App and web page records:
┄┄┄┄┄┄┄┄┄┄┄┄┄┄┄┄┄┄┄┄

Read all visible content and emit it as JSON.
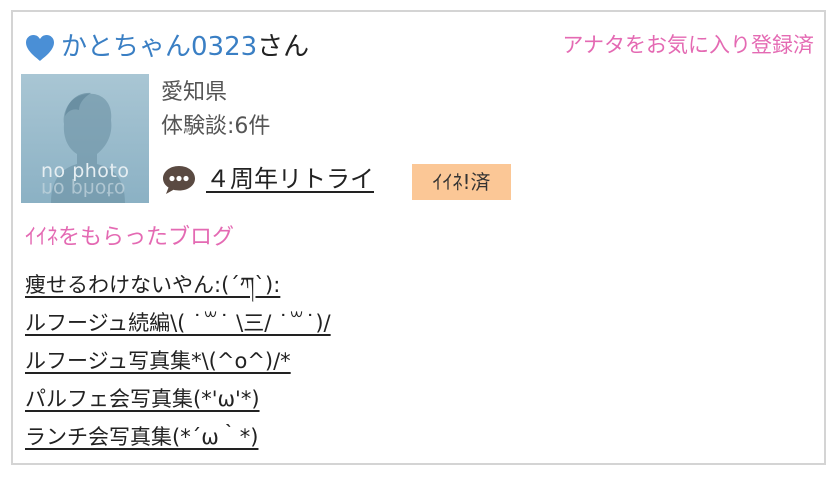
{
  "header": {
    "heart_icon": "heart-icon",
    "username": "かとちゃん0323",
    "username_suffix": "さん",
    "favorite_status": "アナタをお気に入り登録済"
  },
  "profile": {
    "avatar_placeholder": "no photo",
    "prefecture": "愛知県",
    "experience_count": "体験談:6件"
  },
  "latest_post": {
    "icon": "chat-bubble-icon",
    "title": "４周年リトライ",
    "like_badge": "ｲｲﾈ!済"
  },
  "liked_blogs": {
    "heading": "ｲｲﾈをもらったブログ",
    "items": [
      {
        "title": "痩せるわけないやん:(´ཀ`):"
      },
      {
        "title": "ルフージュ続編\\( ˙꒳˙ \\三/ ˙꒳˙)/"
      },
      {
        "title": "ルフージュ写真集*\\(^o^)/*"
      },
      {
        "title": "パルフェ会写真集(*'ω'*)"
      },
      {
        "title": "ランチ会写真集(*´ω｀*)"
      }
    ]
  },
  "colors": {
    "accent_pink": "#e46ab3",
    "username_blue": "#3a7fc4",
    "badge_orange": "#fbc796",
    "border_gray": "#d4d4d4"
  }
}
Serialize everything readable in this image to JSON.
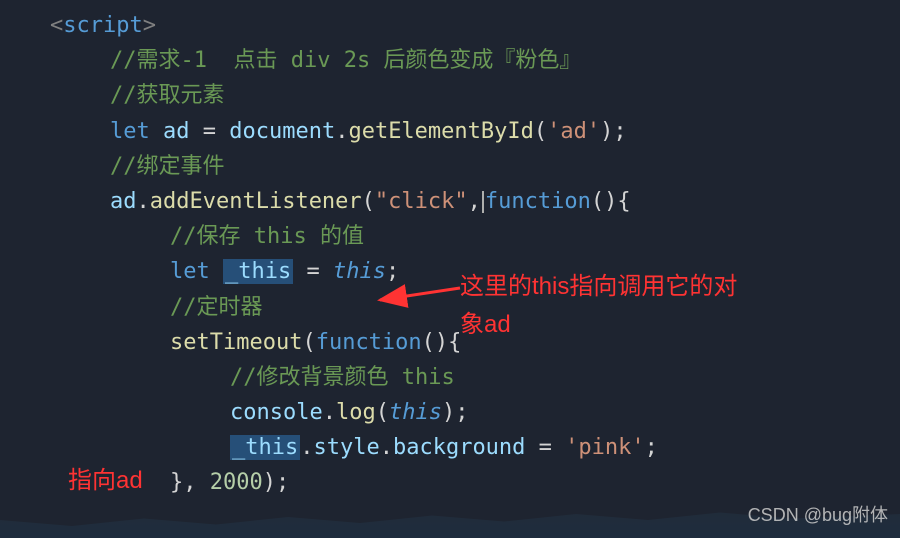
{
  "code": {
    "line1_open": "<",
    "line1_tag": "script",
    "line1_close": ">",
    "line2_comment": "//需求-1  点击 div 2s 后颜色变成『粉色』",
    "line3_comment": "//获取元素",
    "line4_let": "let",
    "line4_var": " ad ",
    "line4_eq": "= ",
    "line4_doc": "document",
    "line4_dot": ".",
    "line4_fn": "getElementById",
    "line4_paren": "(",
    "line4_str": "'ad'",
    "line4_end": ");",
    "line5_comment": "//绑定事件",
    "line6_var": "ad",
    "line6_dot": ".",
    "line6_fn": "addEventListener",
    "line6_paren": "(",
    "line6_str": "\"click\"",
    "line6_comma": ",",
    "line6_func": "function",
    "line6_paren2": "(){",
    "line7_comment": "//保存 this 的值",
    "line8_let": "let",
    "line8_space": " ",
    "line8_uthis": "_this",
    "line8_eq": " = ",
    "line8_this": "this",
    "line8_semi": ";",
    "line9_comment": "//定时器",
    "line10_fn": "setTimeout",
    "line10_paren": "(",
    "line10_func": "function",
    "line10_paren2": "(){",
    "line11_comment": "//修改背景颜色 this",
    "line12_console": "console",
    "line12_dot": ".",
    "line12_log": "log",
    "line12_paren": "(",
    "line12_this": "this",
    "line12_end": ");",
    "line13_uthis": "_this",
    "line13_dot1": ".",
    "line13_style": "style",
    "line13_dot2": ".",
    "line13_bg": "background",
    "line13_eq": " = ",
    "line13_str": "'pink'",
    "line13_semi": ";",
    "line14_close": "}, ",
    "line14_num": "2000",
    "line14_end": ");"
  },
  "annotations": {
    "right1": "这里的this指向调用它的对",
    "right2": "象ad",
    "left": "指向ad"
  },
  "watermark": "CSDN @bug附体"
}
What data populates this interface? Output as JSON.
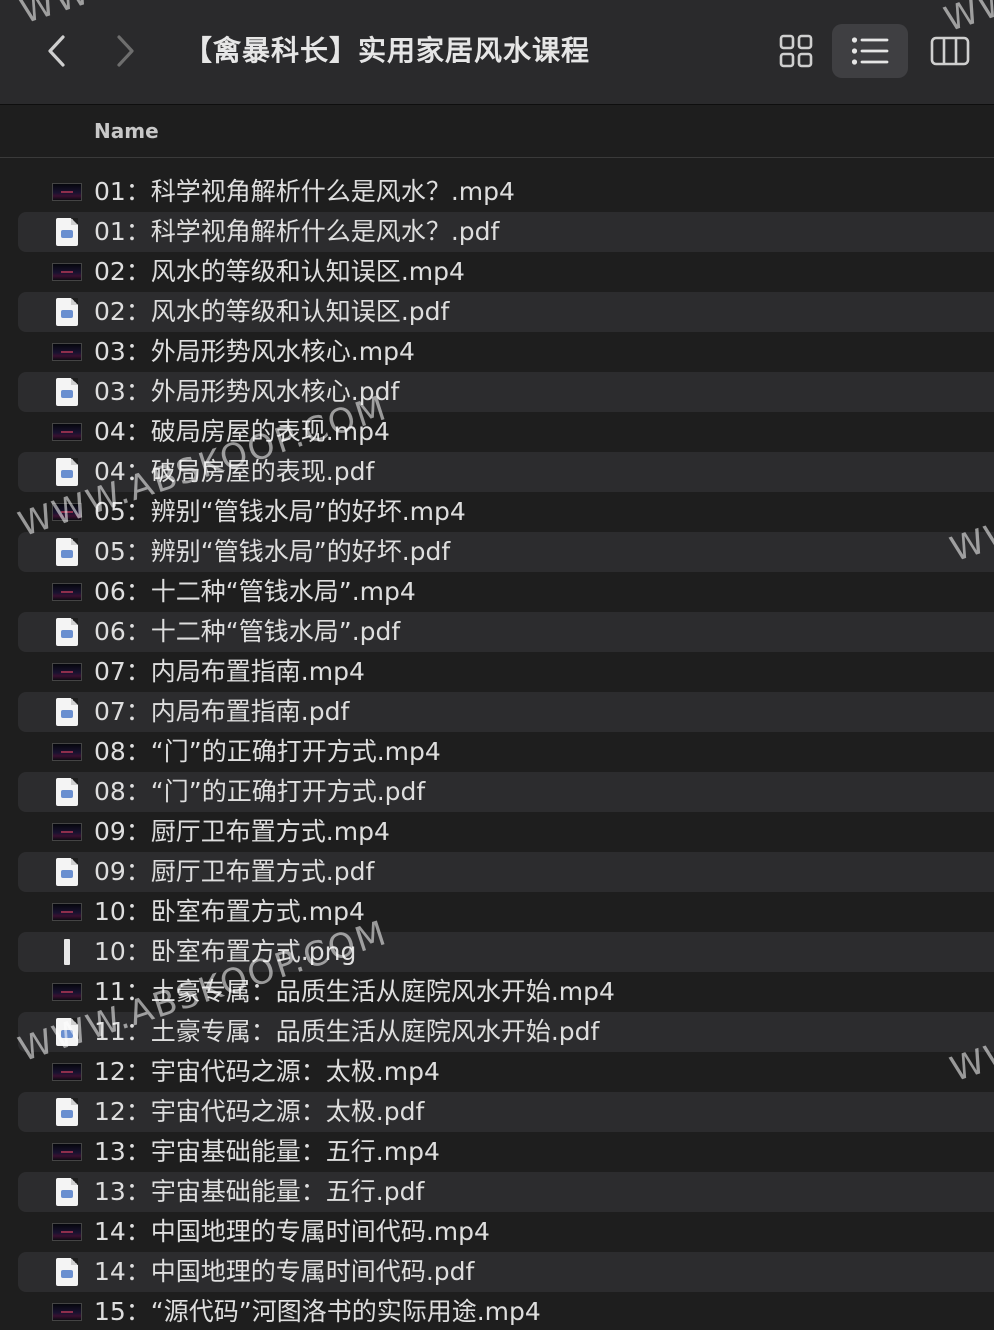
{
  "window": {
    "title": "【禽暴科长】实用家居风水课程"
  },
  "toolbar": {
    "back_icon": "chevron-left-icon",
    "forward_icon": "chevron-right-icon",
    "view_modes": [
      "icon-grid-view",
      "list-view",
      "column-view"
    ],
    "active_view": "list-view"
  },
  "columns": {
    "name": "Name"
  },
  "files": [
    {
      "name": "01：科学视角解析什么是风水？.mp4",
      "kind": "video"
    },
    {
      "name": "01：科学视角解析什么是风水？.pdf",
      "kind": "pdf"
    },
    {
      "name": "02：风水的等级和认知误区.mp4",
      "kind": "video"
    },
    {
      "name": "02：风水的等级和认知误区.pdf",
      "kind": "pdf"
    },
    {
      "name": "03：外局形势风水核心.mp4",
      "kind": "video"
    },
    {
      "name": "03：外局形势风水核心.pdf",
      "kind": "pdf"
    },
    {
      "name": "04：破局房屋的表现.mp4",
      "kind": "video"
    },
    {
      "name": "04：破局房屋的表现.pdf",
      "kind": "pdf"
    },
    {
      "name": "05：辨别“管钱水局”的好坏.mp4",
      "kind": "video"
    },
    {
      "name": "05：辨别“管钱水局”的好坏.pdf",
      "kind": "pdf"
    },
    {
      "name": "06：十二种“管钱水局”.mp4",
      "kind": "video"
    },
    {
      "name": "06：十二种“管钱水局”.pdf",
      "kind": "pdf"
    },
    {
      "name": "07：内局布置指南.mp4",
      "kind": "video"
    },
    {
      "name": "07：内局布置指南.pdf",
      "kind": "pdf"
    },
    {
      "name": "08：“门”的正确打开方式.mp4",
      "kind": "video"
    },
    {
      "name": "08：“门”的正确打开方式.pdf",
      "kind": "pdf"
    },
    {
      "name": "09：厨厅卫布置方式.mp4",
      "kind": "video"
    },
    {
      "name": "09：厨厅卫布置方式.pdf",
      "kind": "pdf"
    },
    {
      "name": "10：卧室布置方式.mp4",
      "kind": "video"
    },
    {
      "name": "10：卧室布置方式.png",
      "kind": "png"
    },
    {
      "name": "11：土豪专属：品质生活从庭院风水开始.mp4",
      "kind": "video"
    },
    {
      "name": "11：土豪专属：品质生活从庭院风水开始.pdf",
      "kind": "pdf"
    },
    {
      "name": "12：宇宙代码之源：太极.mp4",
      "kind": "video"
    },
    {
      "name": "12：宇宙代码之源：太极.pdf",
      "kind": "pdf"
    },
    {
      "name": "13：宇宙基础能量：五行.mp4",
      "kind": "video"
    },
    {
      "name": "13：宇宙基础能量：五行.pdf",
      "kind": "pdf"
    },
    {
      "name": "14：中国地理的专属时间代码.mp4",
      "kind": "video"
    },
    {
      "name": "14：中国地理的专属时间代码.pdf",
      "kind": "pdf"
    },
    {
      "name": "15：“源代码”河图洛书的实际用途.mp4",
      "kind": "video"
    }
  ],
  "watermark": {
    "text": "WWW.ABSKOOP.COM",
    "edge_text": "WW"
  },
  "colors": {
    "toolbar_bg": "#2a2a2c",
    "window_bg": "#1e1e1e",
    "alt_row_bg": "#2c2c2e",
    "text": "#dedede",
    "active_view_bg": "#3f3f42"
  }
}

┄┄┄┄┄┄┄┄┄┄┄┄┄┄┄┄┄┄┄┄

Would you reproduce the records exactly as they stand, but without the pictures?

Read all visible content and emit it as JSON.
{
  "header": {
    "heart_icon": "heart-icon",
    "username": "かとちゃん0323",
    "username_suffix": "さん",
    "favorite_status": "アナタをお気に入り登録済"
  },
  "profile": {
    "avatar_placeholder": "no photo",
    "prefecture": "愛知県",
    "experience_count": "体験談:6件"
  },
  "latest_post": {
    "icon": "chat-bubble-icon",
    "title": "４周年リトライ",
    "like_badge": "ｲｲﾈ!済"
  },
  "liked_blogs": {
    "heading": "ｲｲﾈをもらったブログ",
    "items": [
      {
        "title": "痩せるわけないやん:(´ཀ`):"
      },
      {
        "title": "ルフージュ続編\\( ˙꒳˙ \\三/ ˙꒳˙)/"
      },
      {
        "title": "ルフージュ写真集*\\(^o^)/*"
      },
      {
        "title": "パルフェ会写真集(*'ω'*)"
      },
      {
        "title": "ランチ会写真集(*´ω｀*)"
      }
    ]
  },
  "colors": {
    "accent_pink": "#e46ab3",
    "username_blue": "#3a7fc4",
    "badge_orange": "#fbc796",
    "border_gray": "#d4d4d4"
  }
}
Serialize everything readable in this image to JSON.
{
  "code": {
    "line1_open": "<",
    "line1_tag": "script",
    "line1_close": ">",
    "line2_comment": "//需求-1  点击 div 2s 后颜色变成『粉色』",
    "line3_comment": "//获取元素",
    "line4_let": "let",
    "line4_var": " ad ",
    "line4_eq": "= ",
    "line4_doc": "document",
    "line4_dot": ".",
    "line4_fn": "getElementById",
    "line4_paren": "(",
    "line4_str": "'ad'",
    "line4_end": ");",
    "line5_comment": "//绑定事件",
    "line6_var": "ad",
    "line6_dot": ".",
    "line6_fn": "addEventListener",
    "line6_paren": "(",
    "line6_str": "\"click\"",
    "line6_comma": ",",
    "line6_func": "function",
    "line6_paren2": "(){",
    "line7_comment": "//保存 this 的值",
    "line8_let": "let",
    "line8_space": " ",
    "line8_uthis": "_this",
    "line8_eq": " = ",
    "line8_this": "this",
    "line8_semi": ";",
    "line9_comment": "//定时器",
    "line10_fn": "setTimeout",
    "line10_paren": "(",
    "line10_func": "function",
    "line10_paren2": "(){",
    "line11_comment": "//修改背景颜色 this",
    "line12_console": "console",
    "line12_dot": ".",
    "line12_log": "log",
    "line12_paren": "(",
    "line12_this": "this",
    "line12_end": ");",
    "line13_uthis": "_this",
    "line13_dot1": ".",
    "line13_style": "style",
    "line13_dot2": ".",
    "line13_bg": "background",
    "line13_eq": " = ",
    "line13_str": "'pink'",
    "line13_semi": ";",
    "line14_close": "}, ",
    "line14_num": "2000",
    "line14_end": ");"
  },
  "annotations": {
    "right1": "这里的this指向调用它的对",
    "right2": "象ad",
    "left": "指向ad"
  },
  "watermark": "CSDN @bug附体"
}
What data populates this interface? Output as JSON.
{
  "window": {
    "title": "【禽暴科长】实用家居风水课程"
  },
  "toolbar": {
    "back_icon": "chevron-left-icon",
    "forward_icon": "chevron-right-icon",
    "view_modes": [
      "icon-grid-view",
      "list-view",
      "column-view"
    ],
    "active_view": "list-view"
  },
  "columns": {
    "name": "Name"
  },
  "files": [
    {
      "name": "01：科学视角解析什么是风水？.mp4",
      "kind": "video"
    },
    {
      "name": "01：科学视角解析什么是风水？.pdf",
      "kind": "pdf"
    },
    {
      "name": "02：风水的等级和认知误区.mp4",
      "kind": "video"
    },
    {
      "name": "02：风水的等级和认知误区.pdf",
      "kind": "pdf"
    },
    {
      "name": "03：外局形势风水核心.mp4",
      "kind": "video"
    },
    {
      "name": "03：外局形势风水核心.pdf",
      "kind": "pdf"
    },
    {
      "name": "04：破局房屋的表现.mp4",
      "kind": "video"
    },
    {
      "name": "04：破局房屋的表现.pdf",
      "kind": "pdf"
    },
    {
      "name": "05：辨别“管钱水局”的好坏.mp4",
      "kind": "video"
    },
    {
      "name": "05：辨别“管钱水局”的好坏.pdf",
      "kind": "pdf"
    },
    {
      "name": "06：十二种“管钱水局”.mp4",
      "kind": "video"
    },
    {
      "name": "06：十二种“管钱水局”.pdf",
      "kind": "pdf"
    },
    {
      "name": "07：内局布置指南.mp4",
      "kind": "video"
    },
    {
      "name": "07：内局布置指南.pdf",
      "kind": "pdf"
    },
    {
      "name": "08：“门”的正确打开方式.mp4",
      "kind": "video"
    },
    {
      "name": "08：“门”的正确打开方式.pdf",
      "kind": "pdf"
    },
    {
      "name": "09：厨厅卫布置方式.mp4",
      "kind": "video"
    },
    {
      "name": "09：厨厅卫布置方式.pdf",
      "kind": "pdf"
    },
    {
      "name": "10：卧室布置方式.mp4",
      "kind": "video"
    },
    {
      "name": "10：卧室布置方式.png",
      "kind": "png"
    },
    {
      "name": "11：土豪专属：品质生活从庭院风水开始.mp4",
      "kind": "video"
    },
    {
      "name": "11：土豪专属：品质生活从庭院风水开始.pdf",
      "kind": "pdf"
    },
    {
      "name": "12：宇宙代码之源：太极.mp4",
      "kind": "video"
    },
    {
      "name": "12：宇宙代码之源：太极.pdf",
      "kind": "pdf"
    },
    {
      "name": "13：宇宙基础能量：五行.mp4",
      "kind": "video"
    },
    {
      "name": "13：宇宙基础能量：五行.pdf",
      "kind": "pdf"
    },
    {
      "name": "14：中国地理的专属时间代码.mp4",
      "kind": "video"
    },
    {
      "name": "14：中国地理的专属时间代码.pdf",
      "kind": "pdf"
    },
    {
      "name": "15：“源代码”河图洛书的实际用途.mp4",
      "kind": "video"
    }
  ],
  "watermark": {
    "text": "WWW.ABSKOOP.COM",
    "edge_text": "WW"
  },
  "colors": {
    "toolbar_bg": "#2a2a2c",
    "window_bg": "#1e1e1e",
    "alt_row_bg": "#2c2c2e",
    "text": "#dedede",
    "active_view_bg": "#3f3f42"
  }
}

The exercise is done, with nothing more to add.